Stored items
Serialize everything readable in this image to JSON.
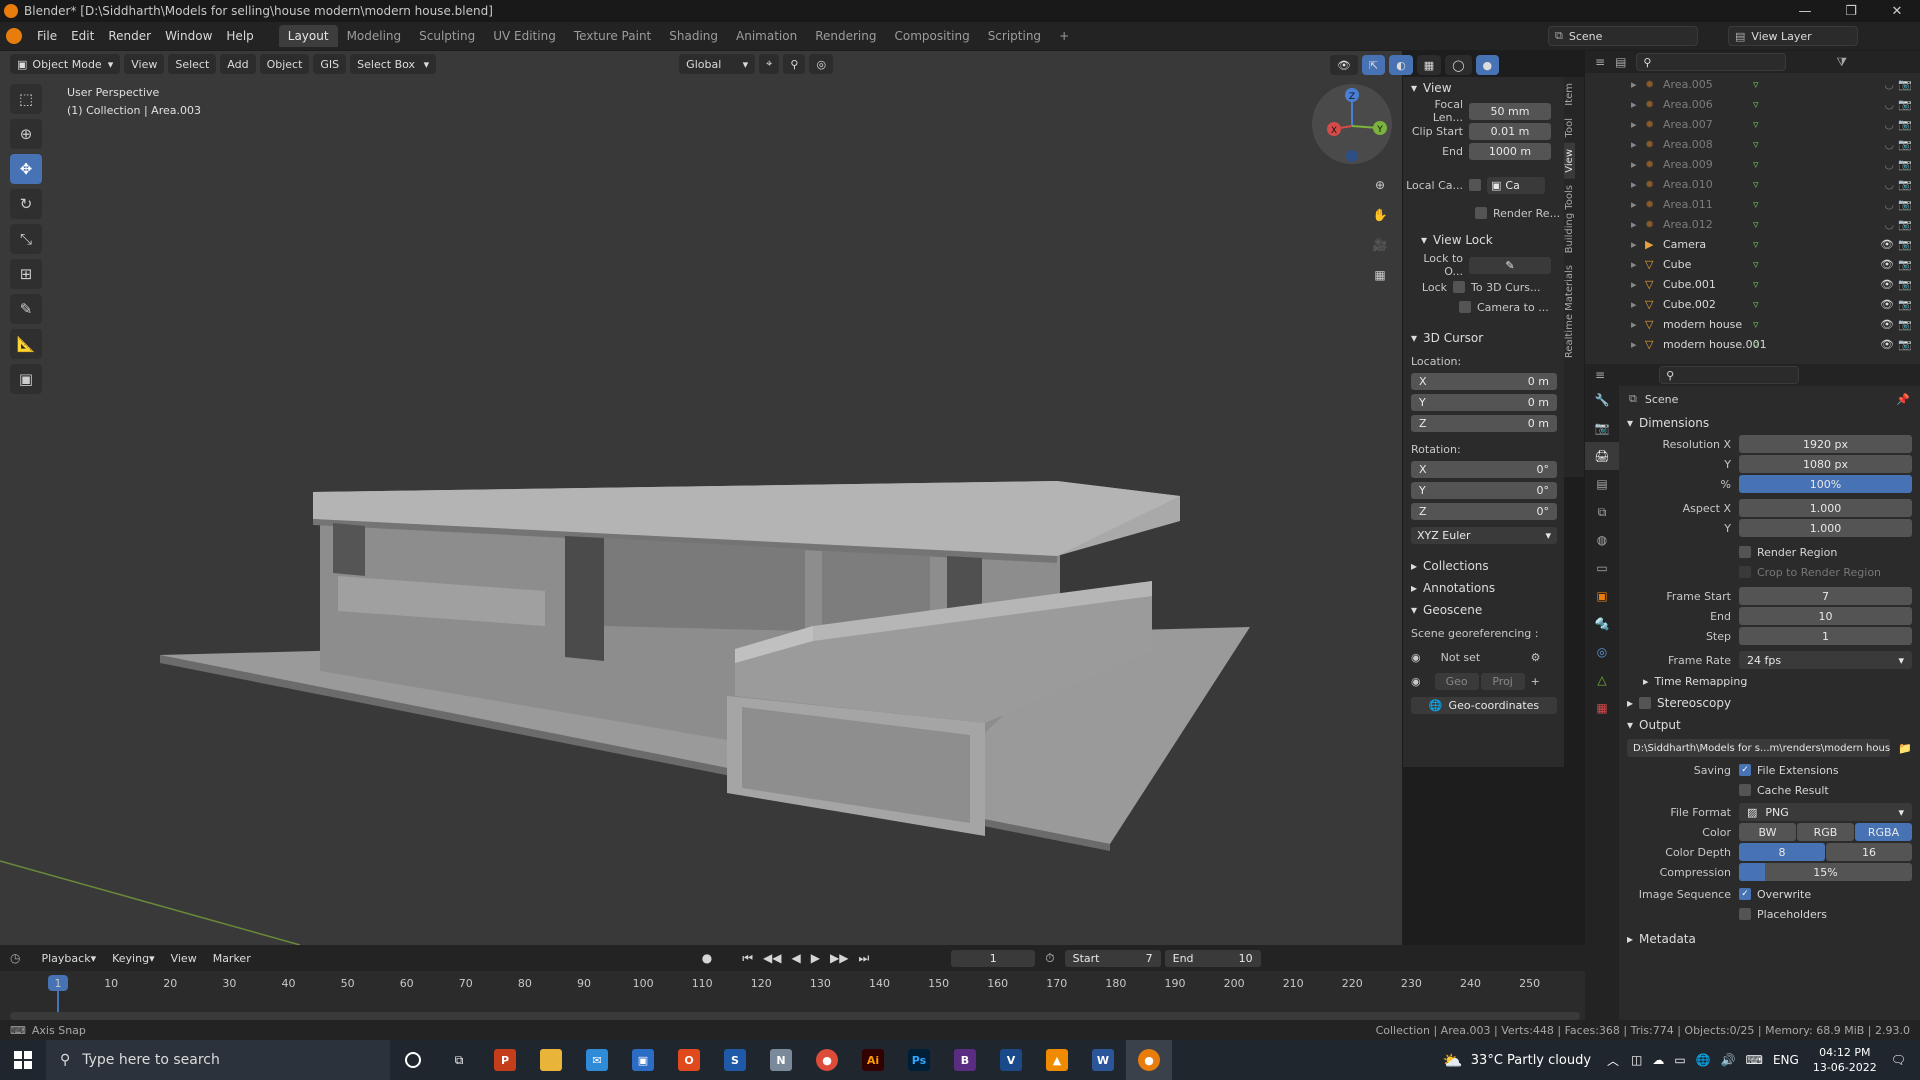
{
  "window": {
    "title": "Blender* [D:\\Siddharth\\Models for selling\\house modern\\modern house.blend]",
    "minimize": "—",
    "maximize": "❐",
    "close": "✕"
  },
  "menu": [
    "File",
    "Edit",
    "Render",
    "Window",
    "Help"
  ],
  "workspaces": [
    "Layout",
    "Modeling",
    "Sculpting",
    "UV Editing",
    "Texture Paint",
    "Shading",
    "Animation",
    "Rendering",
    "Compositing",
    "Scripting"
  ],
  "scene_selector": "Scene",
  "view_layer": "View Layer",
  "viewport_header": {
    "mode": "Object Mode",
    "view": "View",
    "select": "Select",
    "add": "Add",
    "object": "Object",
    "gis": "GIS",
    "select_box": "Select Box",
    "orientation": "Global"
  },
  "viewport": {
    "perspective": "User Perspective",
    "collection": "(1) Collection | Area.003"
  },
  "npanel": {
    "tabs": [
      "Item",
      "Tool",
      "View",
      "Building Tools",
      "Realtime Materials"
    ],
    "view_header": "View",
    "focal_label": "Focal Len...",
    "focal_value": "50 mm",
    "clip_start_label": "Clip Start",
    "clip_start_value": "0.01 m",
    "clip_end_label": "End",
    "clip_end_value": "1000 m",
    "local_camera_label": "Local Ca...",
    "local_camera_value": "Ca",
    "render_region_label": "Render Re...",
    "view_lock_header": "View Lock",
    "lock_to_label": "Lock to O...",
    "lock_label": "Lock",
    "to_3d_cursor": "To 3D Curs...",
    "camera_to": "Camera to ...",
    "cursor_header": "3D Cursor",
    "location_label": "Location:",
    "location": [
      {
        "axis": "X",
        "value": "0 m"
      },
      {
        "axis": "Y",
        "value": "0 m"
      },
      {
        "axis": "Z",
        "value": "0 m"
      }
    ],
    "rotation_label": "Rotation:",
    "rotation": [
      {
        "axis": "X",
        "value": "0°"
      },
      {
        "axis": "Y",
        "value": "0°"
      },
      {
        "axis": "Z",
        "value": "0°"
      }
    ],
    "rotation_mode": "XYZ Euler",
    "collections": "Collections",
    "annotations": "Annotations",
    "geoscene": "Geoscene",
    "georef_label": "Scene georeferencing :",
    "not_set": "Not set",
    "geo": "Geo",
    "proj": "Proj",
    "geo_coords": "Geo-coordinates"
  },
  "outliner": {
    "items": [
      {
        "name": "Area.005",
        "dim": true
      },
      {
        "name": "Area.006",
        "dim": true
      },
      {
        "name": "Area.007",
        "dim": true
      },
      {
        "name": "Area.008",
        "dim": true
      },
      {
        "name": "Area.009",
        "dim": true
      },
      {
        "name": "Area.010",
        "dim": true
      },
      {
        "name": "Area.011",
        "dim": true
      },
      {
        "name": "Area.012",
        "dim": true
      },
      {
        "name": "Camera",
        "dim": false
      },
      {
        "name": "Cube",
        "dim": false
      },
      {
        "name": "Cube.001",
        "dim": false
      },
      {
        "name": "Cube.002",
        "dim": false
      },
      {
        "name": "modern house",
        "dim": false
      },
      {
        "name": "modern house.001",
        "dim": false
      }
    ]
  },
  "properties": {
    "scene": "Scene",
    "dimensions": "Dimensions",
    "res_x_label": "Resolution X",
    "res_x": "1920 px",
    "res_y_label": "Y",
    "res_y": "1080 px",
    "pct_label": "%",
    "pct": "100%",
    "aspect_x_label": "Aspect X",
    "aspect_x": "1.000",
    "aspect_y_label": "Y",
    "aspect_y": "1.000",
    "render_region": "Render Region",
    "crop": "Crop to Render Region",
    "frame_start_label": "Frame Start",
    "frame_start": "7",
    "end_label": "End",
    "end": "10",
    "step_label": "Step",
    "step": "1",
    "frame_rate_label": "Frame Rate",
    "frame_rate": "24 fps",
    "time_remapping": "Time Remapping",
    "stereoscopy": "Stereoscopy",
    "output": "Output",
    "output_path": "D:\\Siddharth\\Models for s...m\\renders\\modern house",
    "saving_label": "Saving",
    "file_extensions": "File Extensions",
    "cache_result": "Cache Result",
    "file_format_label": "File Format",
    "file_format": "PNG",
    "color_label": "Color",
    "color_opts": [
      "BW",
      "RGB",
      "RGBA"
    ],
    "depth_label": "Color Depth",
    "depth_opts": [
      "8",
      "16"
    ],
    "compression_label": "Compression",
    "compression": "15%",
    "compression_fraction": 0.15,
    "img_seq_label": "Image Sequence",
    "overwrite": "Overwrite",
    "placeholders": "Placeholders",
    "metadata": "Metadata"
  },
  "timeline": {
    "menu": [
      "Playback",
      "Keying",
      "View",
      "Marker"
    ],
    "current_frame": "1",
    "start_label": "Start",
    "start": "7",
    "end_label": "End",
    "end": "10",
    "ticks": [
      "1",
      "10",
      "20",
      "30",
      "40",
      "50",
      "60",
      "70",
      "80",
      "90",
      "100",
      "110",
      "120",
      "130",
      "140",
      "150",
      "160",
      "170",
      "180",
      "190",
      "200",
      "210",
      "220",
      "230",
      "240",
      "250"
    ]
  },
  "statusbar": {
    "left": "Axis Snap",
    "right": "Collection | Area.003 | Verts:448 | Faces:368 | Tris:774 | Objects:0/25 | Memory: 68.9 MiB | 2.93.0"
  },
  "taskbar": {
    "search_placeholder": "Type here to search",
    "weather": "33°C  Partly cloudy",
    "lang": "ENG",
    "time": "04:12 PM",
    "date": "13-06-2022"
  },
  "colors": {
    "accent": "#4772b3",
    "blender_orange": "#e87d0d"
  }
}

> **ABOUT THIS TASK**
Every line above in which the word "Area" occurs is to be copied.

> **REPLY**
    "collection": "(1) Collection | Area.003"
        "name": "Area.005",
        "name": "Area.006",
        "name": "Area.007",
        "name": "Area.008",
        "name": "Area.009",
        "name": "Area.010",
        "name": "Area.011",
        "name": "Area.012",
    "right": "Collection | Area.003 | Verts:448 | Faces:368 | Tris:774 | Objects:0/25 | Memory: 68.9 MiB | 2.93.0"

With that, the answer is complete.